The West Country also has a ‘tallest nettle competition' held at the Bottle Inn, Marshood, on the Devon-Dorset border. Legend has it that two farmers were arguing who had the tallest nettles on their land, the exasperated landlady decided to settle the matter with an open competition. The current record for a single nettle from root to tip is over 16 ft.

The pub also holds a nettle-eating competition where swollen lips and black tongues are the norm. The record currently stands at an incredible 104 ft of nettle leaves eaten by the aptly named Mr Philip Thorne.
Chapter thirty-four

Spring Tides

At spring tides, the River Parrett will flood across this common and cricket field to the flood defence barrier which you are standing on. Generally this happens two or three times a year due to the proximity and alignment of the sun and moon. A spring high tide is created when the sun and moon align to exert their gravitational pull on the earth in the same direction. A neap tide, from the Anglo-Saxon word meaning without power, happens when these gravitational forces cancel each other out.

The Stolford Storywalk explains a little more about the flooding of the Steart Peninsula and how the silt has built up the land mass across millennia through flooding but also how the land is actually sinking as well. Combwich is lower today by about 1m in real terms since the Romans set foot here 2000 years ago.
Chapter thirty-five

London Fog

To finish our heritage trail it is interesting to read these words from The Somerset Coast, written by Harper in 1909 and designed for the pre-war armchair traveller.

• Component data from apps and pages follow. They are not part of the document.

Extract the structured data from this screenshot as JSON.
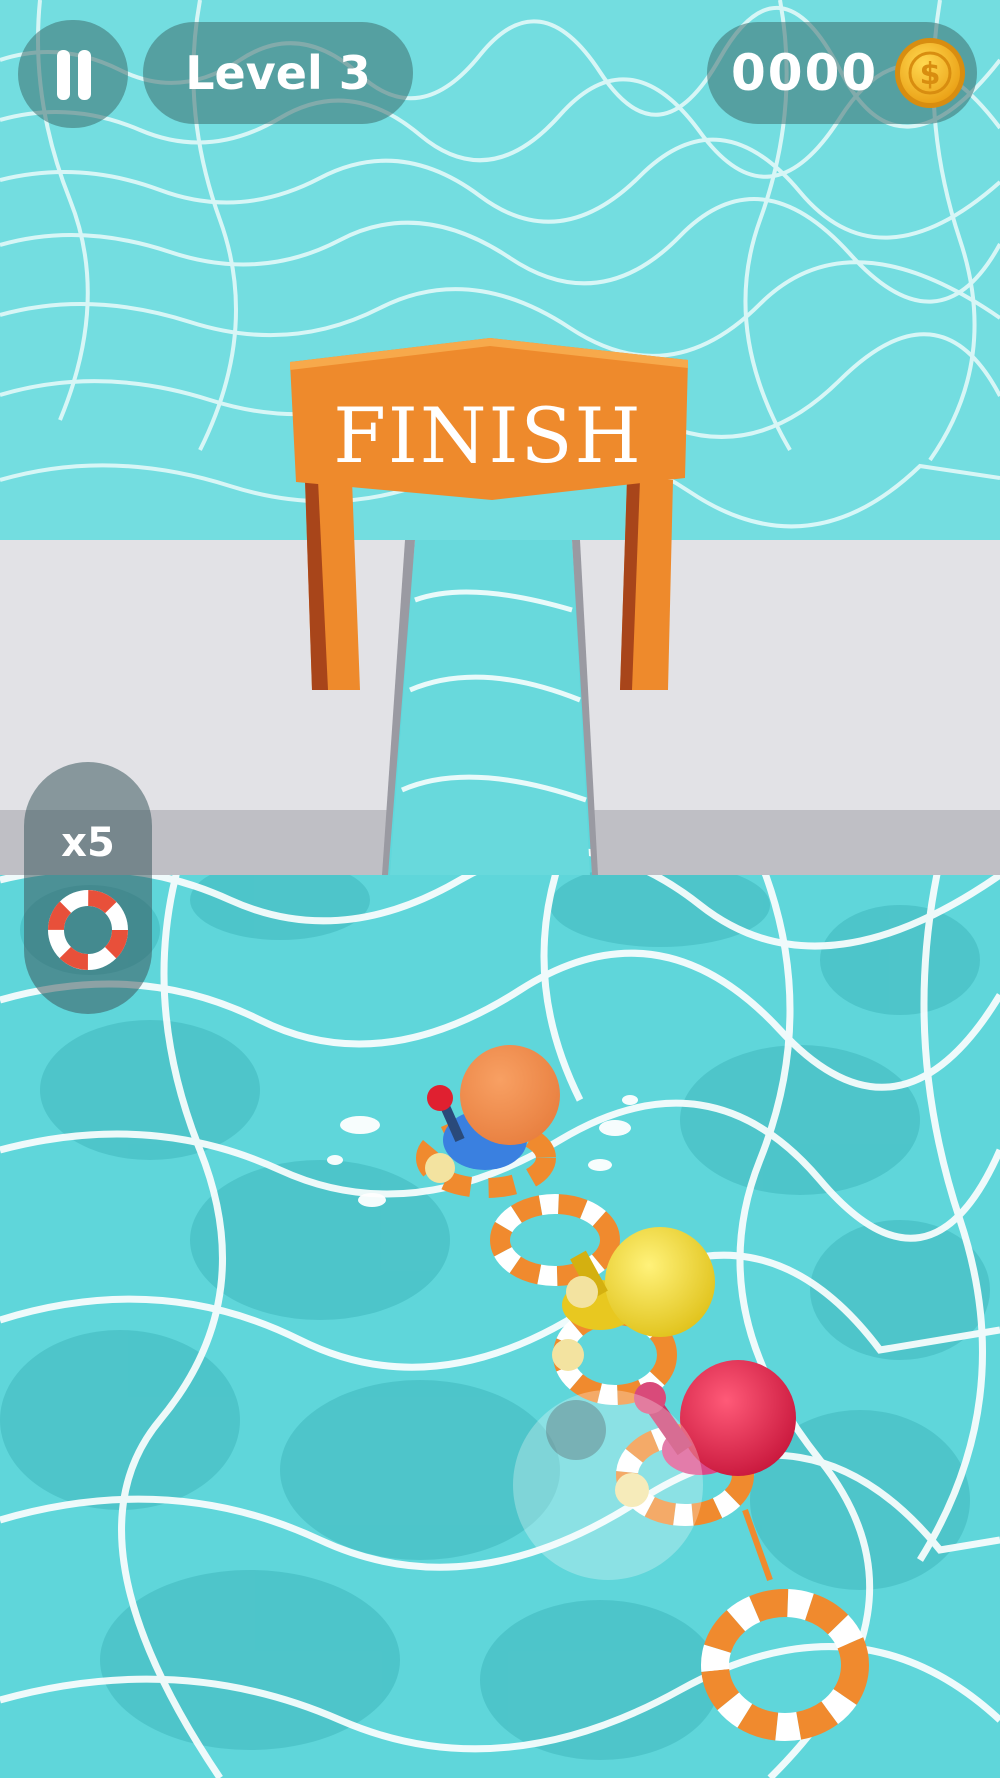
{
  "hud": {
    "level_label": "Level 3",
    "coins": "0000",
    "coin_symbol": "$"
  },
  "scene": {
    "finish_text": "FINISH"
  },
  "powerup": {
    "lives_count": "x5",
    "icon": "life-ring-icon"
  },
  "colors": {
    "water": "#5fd8dc",
    "finish_orange": "#ef8a2c",
    "platform": "#e2e2e6",
    "ring_orange": "#f08a2e",
    "coin_gold": "#f5b320"
  }
}
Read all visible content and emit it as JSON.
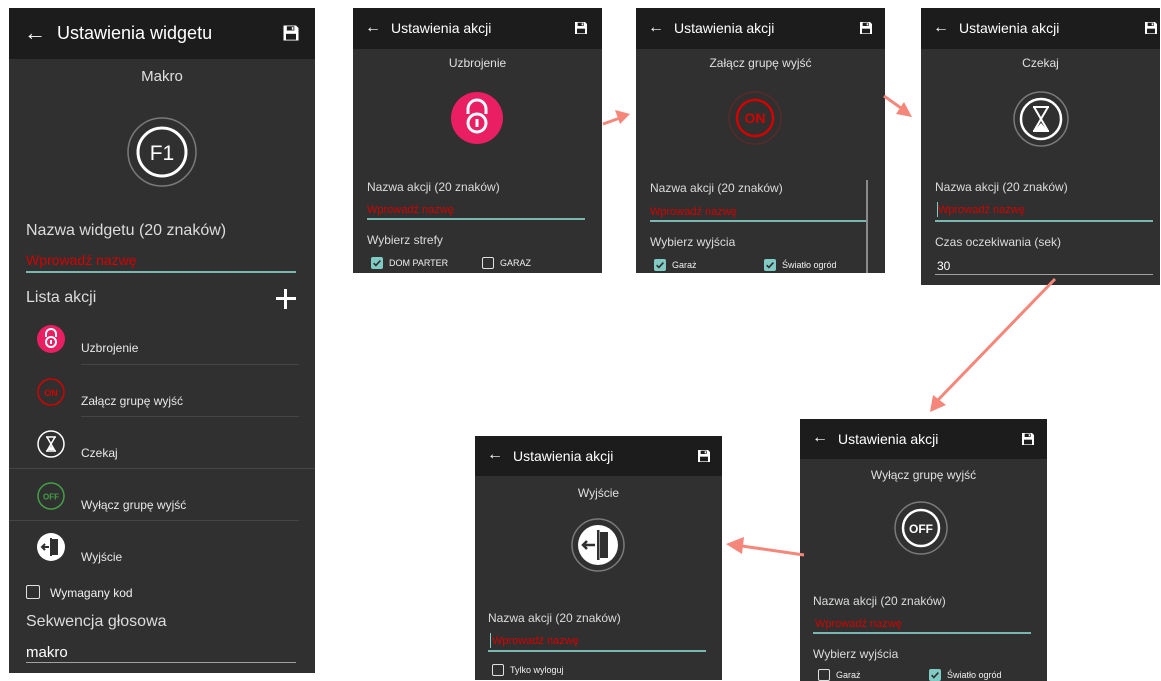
{
  "widget_screen": {
    "title": "Ustawienia widgetu",
    "subtitle": "Makro",
    "name_label": "Nazwa widgetu (20 znaków)",
    "name_placeholder": "Wprowadź nazwę",
    "actions_label": "Lista akcji",
    "actions": [
      {
        "label": "Uzbrojenie",
        "icon": "lock-icon"
      },
      {
        "label": "Załącz grupę wyjść",
        "icon": "on-icon"
      },
      {
        "label": "Czekaj",
        "icon": "hourglass-icon"
      },
      {
        "label": "Wyłącz grupę wyjść",
        "icon": "off-icon"
      },
      {
        "label": "Wyjście",
        "icon": "exit-door-icon"
      }
    ],
    "code_required_label": "Wymagany kod",
    "voice_label": "Sekwencja głosowa",
    "voice_value": "makro"
  },
  "arm_screen": {
    "title": "Ustawienia akcji",
    "subtitle": "Uzbrojenie",
    "name_label": "Nazwa akcji (20 znaków)",
    "name_placeholder": "Wprowadź nazwę",
    "select_label": "Wybierz strefy",
    "options": [
      {
        "label": "DOM PARTER",
        "checked": true
      },
      {
        "label": "GARAZ",
        "checked": false
      }
    ]
  },
  "on_screen": {
    "title": "Ustawienia akcji",
    "subtitle": "Załącz grupę wyjść",
    "name_label": "Nazwa akcji (20 znaków)",
    "name_placeholder": "Wprowadź nazwę",
    "select_label": "Wybierz wyjścia",
    "options": [
      {
        "label": "Garaż",
        "checked": true
      },
      {
        "label": "Światło ogród",
        "checked": true
      }
    ]
  },
  "wait_screen": {
    "title": "Ustawienia akcji",
    "subtitle": "Czekaj",
    "name_label": "Nazwa akcji (20 znaków)",
    "name_placeholder": "Wprowadź nazwę",
    "time_label": "Czas oczekiwania (sek)",
    "time_value": "30"
  },
  "off_screen": {
    "title": "Ustawienia akcji",
    "subtitle": "Wyłącz grupę wyjść",
    "name_label": "Nazwa akcji (20 znaków)",
    "name_placeholder": "Wprowadź nazwę",
    "select_label": "Wybierz wyjścia",
    "options": [
      {
        "label": "Garaż",
        "checked": false
      },
      {
        "label": "Światło ogród",
        "checked": true
      }
    ]
  },
  "exit_screen": {
    "title": "Ustawienia akcji",
    "subtitle": "Wyjście",
    "name_label": "Nazwa akcji (20 znaków)",
    "name_placeholder": "Wprowadź nazwę",
    "option_label": "Tylko wyloguj",
    "option_checked": false
  },
  "colors": {
    "panel_bg": "#303030",
    "appbar_bg": "#1c1c1c",
    "accent_pink": "#e91e63",
    "accent_red": "#d50000",
    "accent_green": "#43a047",
    "field_line": "#7ab7b0",
    "checkbox_on": "#80cbc4",
    "arrow": "#f4877a"
  }
}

The river bends abruptly and nears the road at a point a mile and a half out, where the little waterside hamlet of Combwich– “ Cummidge,” as it is styled locally – stands looking onto muddy creeks and the broad grey bosom of the Parret itself, with a colour like that of a London fog. Bridgwater spire is plainly visible, far off to the right, across the levels : sailing barges are loading the bricks made here from the kilns close at hand, and carts rattle and rumble along the few alleys that form the only streets of the place. Away across the river, a whitewashed house marks the position of a little-used ferry from the out-of-the-world district of Pawlett Hams to this even more outlandish peninsula of Steart.
Chapter thirty-six

The End

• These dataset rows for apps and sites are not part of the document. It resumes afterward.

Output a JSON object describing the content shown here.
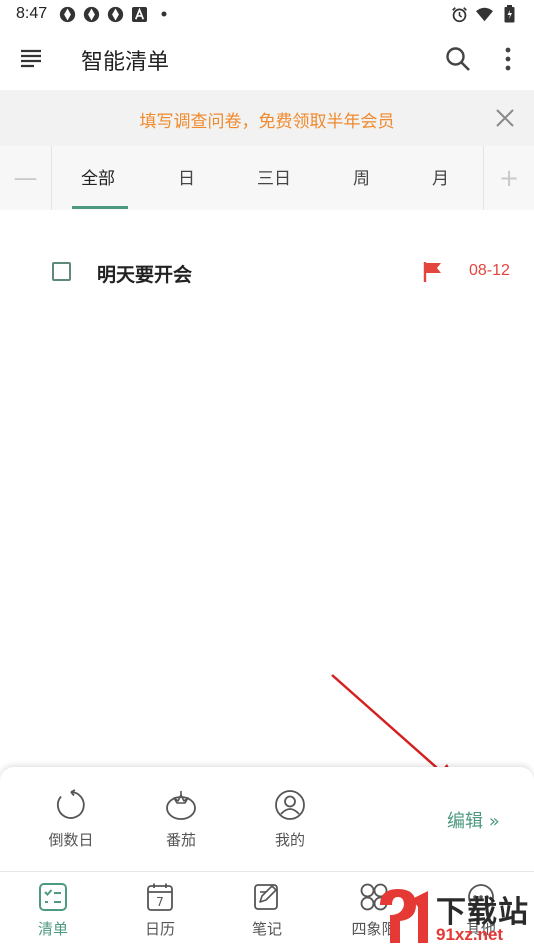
{
  "status_bar": {
    "time": "8:47",
    "notification_icons": [
      "aperture-icon",
      "aperture-icon",
      "aperture-icon",
      "a-icon",
      "dot-icon"
    ],
    "right_icons": [
      "alarm-icon",
      "wifi-icon",
      "battery-icon"
    ]
  },
  "app_bar": {
    "title": "智能清单",
    "icons": [
      "menu-icon",
      "search-icon",
      "more-vert-icon"
    ]
  },
  "banner": {
    "text": "填写调查问卷，免费领取半年会员",
    "color": "#f08a2c"
  },
  "tabs": {
    "items": [
      "全部",
      "日",
      "三日",
      "周",
      "月"
    ],
    "active_index": 0,
    "minus": "—",
    "plus": "+"
  },
  "tasks": [
    {
      "label": "明天要开会",
      "date": "08-12",
      "flag_color": "#e2463f",
      "checked": false
    }
  ],
  "panel": {
    "items": [
      {
        "label": "倒数日",
        "icon": "countdown-icon"
      },
      {
        "label": "番茄",
        "icon": "tomato-icon"
      },
      {
        "label": "我的",
        "icon": "profile-icon"
      }
    ],
    "edit": "编辑 »"
  },
  "bottom_nav": {
    "items": [
      {
        "label": "清单",
        "icon": "checklist-icon",
        "active": true
      },
      {
        "label": "日历",
        "icon": "calendar-icon",
        "day": "7"
      },
      {
        "label": "笔记",
        "icon": "note-icon"
      },
      {
        "label": "四象限",
        "icon": "quadrant-icon"
      },
      {
        "label": "其他",
        "icon": "other-icon"
      }
    ]
  },
  "watermark": {
    "title": "下载站",
    "url": "91xz.net"
  },
  "colors": {
    "accent": "#4e9a80",
    "danger": "#e2463f",
    "banner_text": "#f08a2c"
  }
}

This brings us to the end of this Storywalk although there are many others trails along the Somerset Coastline for you to enjoy. Feel free to post a picture on the Storywalks Facebook of your family or group enjoying the trail.

These trails have been researched and written and researched by C. Jelley and Dr H. Blackman and have been made possible by funding from the England Coast Path scheme, managed by Somerset County Council and the Rights of Way team.
Chapter thirty-seven

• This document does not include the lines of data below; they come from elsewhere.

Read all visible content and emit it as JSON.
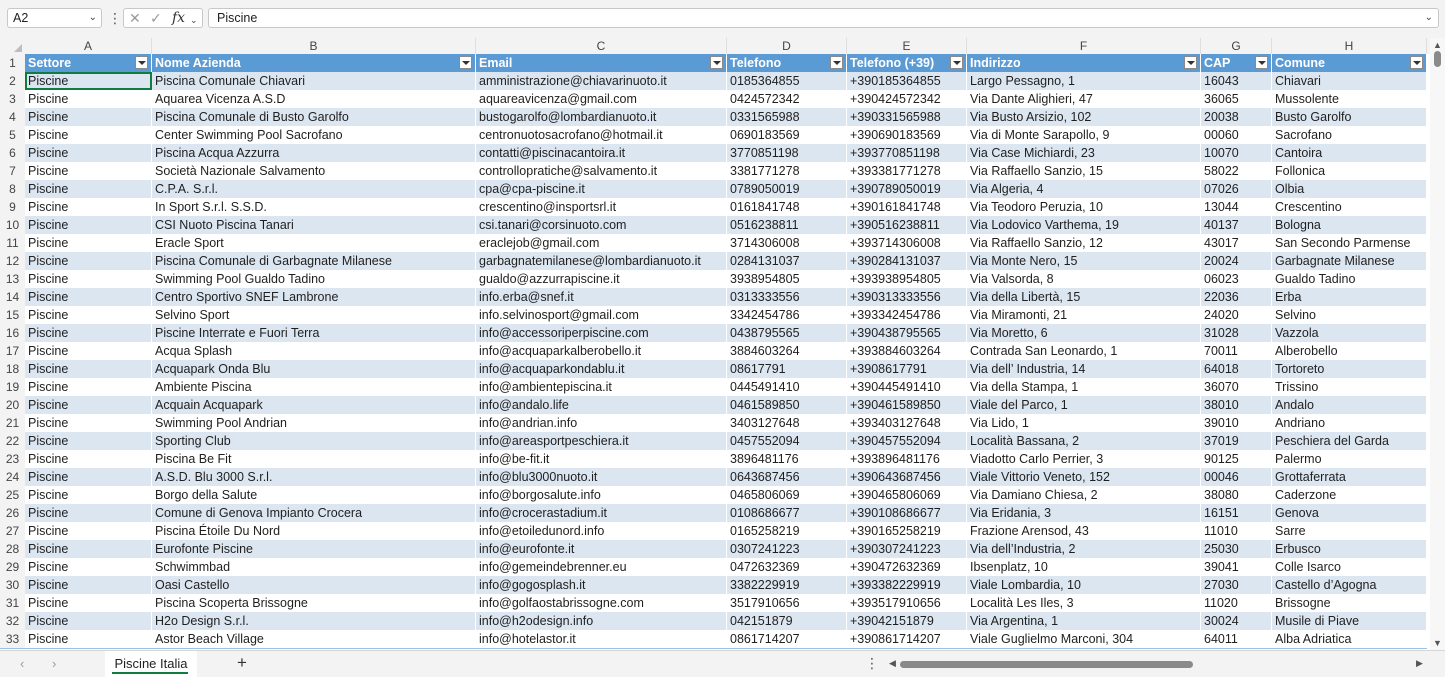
{
  "formula_bar": {
    "name_box": "A2",
    "formula": "Piscine",
    "cancel_glyph": "✕",
    "enter_glyph": "✓",
    "fx_label": "fx"
  },
  "columns": [
    "A",
    "B",
    "C",
    "D",
    "E",
    "F",
    "G",
    "H"
  ],
  "headers": [
    "Settore",
    "Nome Azienda",
    "Email",
    "Telefono",
    "Telefono (+39)",
    "Indirizzo",
    "CAP",
    "Comune"
  ],
  "rows": [
    [
      "Piscine",
      "Piscina Comunale Chiavari",
      "amministrazione@chiavarinuoto.it",
      "0185364855",
      "+390185364855",
      "Largo Pessagno, 1",
      "16043",
      "Chiavari"
    ],
    [
      "Piscine",
      "Aquarea Vicenza A.S.D",
      "aquareavicenza@gmail.com",
      "0424572342",
      "+390424572342",
      "Via Dante Alighieri, 47",
      "36065",
      "Mussolente"
    ],
    [
      "Piscine",
      "Piscina Comunale di Busto Garolfo",
      "bustogarolfo@lombardianuoto.it",
      "0331565988",
      "+390331565988",
      "Via Busto Arsizio, 102",
      "20038",
      "Busto Garolfo"
    ],
    [
      "Piscine",
      "Center Swimming Pool Sacrofano",
      "centronuotosacrofano@hotmail.it",
      "0690183569",
      "+390690183569",
      "Via di Monte Sarapollo, 9",
      "00060",
      "Sacrofano"
    ],
    [
      "Piscine",
      "Piscina Acqua Azzurra",
      "contatti@piscinacantoira.it",
      "3770851198",
      "+393770851198",
      "Via Case Michiardi, 23",
      "10070",
      "Cantoira"
    ],
    [
      "Piscine",
      "Società Nazionale Salvamento",
      "controllopratiche@salvamento.it",
      "3381771278",
      "+393381771278",
      "Via Raffaello Sanzio, 15",
      "58022",
      "Follonica"
    ],
    [
      "Piscine",
      "C.P.A. S.r.l.",
      "cpa@cpa-piscine.it",
      "0789050019",
      "+390789050019",
      "Via Algeria, 4",
      "07026",
      "Olbia"
    ],
    [
      "Piscine",
      "In Sport S.r.l. S.S.D.",
      "crescentino@insportsrl.it",
      "0161841748",
      "+390161841748",
      "Via Teodoro Peruzia, 10",
      "13044",
      "Crescentino"
    ],
    [
      "Piscine",
      "CSI Nuoto Piscina Tanari",
      "csi.tanari@corsinuoto.com",
      "0516238811",
      "+390516238811",
      "Via Lodovico Varthema, 19",
      "40137",
      "Bologna"
    ],
    [
      "Piscine",
      "Eracle Sport",
      "eraclejob@gmail.com",
      "3714306008",
      "+393714306008",
      "Via Raffaello Sanzio, 12",
      "43017",
      "San Secondo Parmense"
    ],
    [
      "Piscine",
      "Piscina Comunale di Garbagnate Milanese",
      "garbagnatemilanese@lombardianuoto.it",
      "0284131037",
      "+390284131037",
      "Via Monte Nero, 15",
      "20024",
      "Garbagnate Milanese"
    ],
    [
      "Piscine",
      "Swimming Pool Gualdo Tadino",
      "gualdo@azzurrapiscine.it",
      "3938954805",
      "+393938954805",
      "Via Valsorda, 8",
      "06023",
      "Gualdo Tadino"
    ],
    [
      "Piscine",
      "Centro Sportivo SNEF Lambrone",
      "info.erba@snef.it",
      "0313333556",
      "+390313333556",
      "Via della Libertà, 15",
      "22036",
      "Erba"
    ],
    [
      "Piscine",
      "Selvino Sport",
      "info.selvinosport@gmail.com",
      "3342454786",
      "+393342454786",
      "Via Miramonti, 21",
      "24020",
      "Selvino"
    ],
    [
      "Piscine",
      "Piscine Interrate e Fuori Terra",
      "info@accessoriperpiscine.com",
      "0438795565",
      "+390438795565",
      "Via Moretto, 6",
      "31028",
      "Vazzola"
    ],
    [
      "Piscine",
      "Acqua Splash",
      "info@acquaparkalberobello.it",
      "3884603264",
      "+393884603264",
      "Contrada San Leonardo, 1",
      "70011",
      "Alberobello"
    ],
    [
      "Piscine",
      "Acquapark Onda Blu",
      "info@acquaparkondablu.it",
      "08617791",
      "+3908617791",
      "Via dell’ Industria, 14",
      "64018",
      "Tortoreto"
    ],
    [
      "Piscine",
      "Ambiente Piscina",
      "info@ambientepiscina.it",
      "0445491410",
      "+390445491410",
      "Via della Stampa, 1",
      "36070",
      "Trissino"
    ],
    [
      "Piscine",
      "Acquain Acquapark",
      "info@andalo.life",
      "0461589850",
      "+390461589850",
      "Viale del Parco, 1",
      "38010",
      "Andalo"
    ],
    [
      "Piscine",
      "Swimming Pool Andrian",
      "info@andrian.info",
      "3403127648",
      "+393403127648",
      "Via Lido, 1",
      "39010",
      "Andriano"
    ],
    [
      "Piscine",
      "Sporting Club",
      "info@areasportpeschiera.it",
      "0457552094",
      "+390457552094",
      "Località Bassana, 2",
      "37019",
      "Peschiera del Garda"
    ],
    [
      "Piscine",
      "Piscina Be Fit",
      "info@be-fit.it",
      "3896481176",
      "+393896481176",
      "Viadotto Carlo Perrier, 3",
      "90125",
      "Palermo"
    ],
    [
      "Piscine",
      "A.S.D. Blu 3000 S.r.l.",
      "info@blu3000nuoto.it",
      "0643687456",
      "+390643687456",
      "Viale Vittorio Veneto, 152",
      "00046",
      "Grottaferrata"
    ],
    [
      "Piscine",
      "Borgo della Salute",
      "info@borgosalute.info",
      "0465806069",
      "+390465806069",
      "Via Damiano Chiesa, 2",
      "38080",
      "Caderzone"
    ],
    [
      "Piscine",
      "Comune di Genova Impianto Crocera",
      "info@crocerastadium.it",
      "0108686677",
      "+390108686677",
      "Via Eridania, 3",
      "16151",
      "Genova"
    ],
    [
      "Piscine",
      "Piscina Étoile Du Nord",
      "info@etoiledunord.info",
      "0165258219",
      "+390165258219",
      "Frazione Arensod, 43",
      "11010",
      "Sarre"
    ],
    [
      "Piscine",
      "Eurofonte Piscine",
      "info@eurofonte.it",
      "0307241223",
      "+390307241223",
      "Via dell’Industria, 2",
      "25030",
      "Erbusco"
    ],
    [
      "Piscine",
      "Schwimmbad",
      "info@gemeindebrenner.eu",
      "0472632369",
      "+390472632369",
      "Ibsenplatz, 10",
      "39041",
      "Colle Isarco"
    ],
    [
      "Piscine",
      "Oasi Castello",
      "info@gogosplash.it",
      "3382229919",
      "+393382229919",
      "Viale Lombardia, 10",
      "27030",
      "Castello d’Agogna"
    ],
    [
      "Piscine",
      "Piscina Scoperta Brissogne",
      "info@golfaostabrissogne.com",
      "3517910656",
      "+393517910656",
      "Località Les Iles, 3",
      "11020",
      "Brissogne"
    ],
    [
      "Piscine",
      "H2o Design S.r.l.",
      "info@h2odesign.info",
      "042151879",
      "+39042151879",
      "Via Argentina, 1",
      "30024",
      "Musile di Piave"
    ],
    [
      "Piscine",
      "Astor Beach Village",
      "info@hotelastor.it",
      "0861714207",
      "+390861714207",
      "Viale Guglielmo Marconi, 304",
      "64011",
      "Alba Adriatica"
    ]
  ],
  "sheet_tabs": {
    "active": "Piscine Italia",
    "add_label": "+"
  },
  "colors": {
    "header_fill": "#5b9bd5",
    "band_fill": "#dce6f1",
    "accent": "#107c41"
  },
  "icons": {
    "cancel": "close-icon",
    "enter": "check-icon",
    "function": "fx-icon",
    "filter": "filter-dropdown-icon"
  }
}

Directions

Directions – To return to where this Storywalk began then walk back along the trail with the River Parrett on your left. Continue past the children's play area, the Combwich buoy will be on your left just past the houses.

For Storywalk app service issues and enquiries – Storywalks contact

For Somerset public rights of way issues – Somerset County Council
Chapter thirty-eight

Acknowledgements

Images – in order of display

1 - The Combwich Buoy – photograph – C. Jelley

2 - The Towers – postcard – anon

3 - Combwich Pill – photograph – anon

4 - Combwich Quay – photograph – anon

5 - Combwich Quay – photograph – anon

6 - Combwich Brookside – photograph – anon

7 - Combwich Post Office – photograph – anon - Norman Finnemore

8 - Combwich Farmers' Trading Company – photograph – Barry Leathwood

9 - Combwich Brick Factory – photograph – anon - Norman Finnemore

10 - Dental treadle drill, England, 1890-1940 – photograph – Wellcome Collection

11 - Mr Hill on steps of Old Ship – photograph – Michael Hill

12 - The Old Ship carpark – photograph – Michael Hill

13 - The Apothecary – Martin Engelbrecht – Wellcome Collection

14 - White House Inn - photograph - anon

15 - Dead nettle – watercolour – Wellcome Collection

16 - Combwich Quay – photograph – anon
Directions – To return to where this Storywalk began then walk back along the trail with the River Parrett on your left. Continue past the children’s play area, the Combwich buoy will be on your left just past the houses.
Footer Image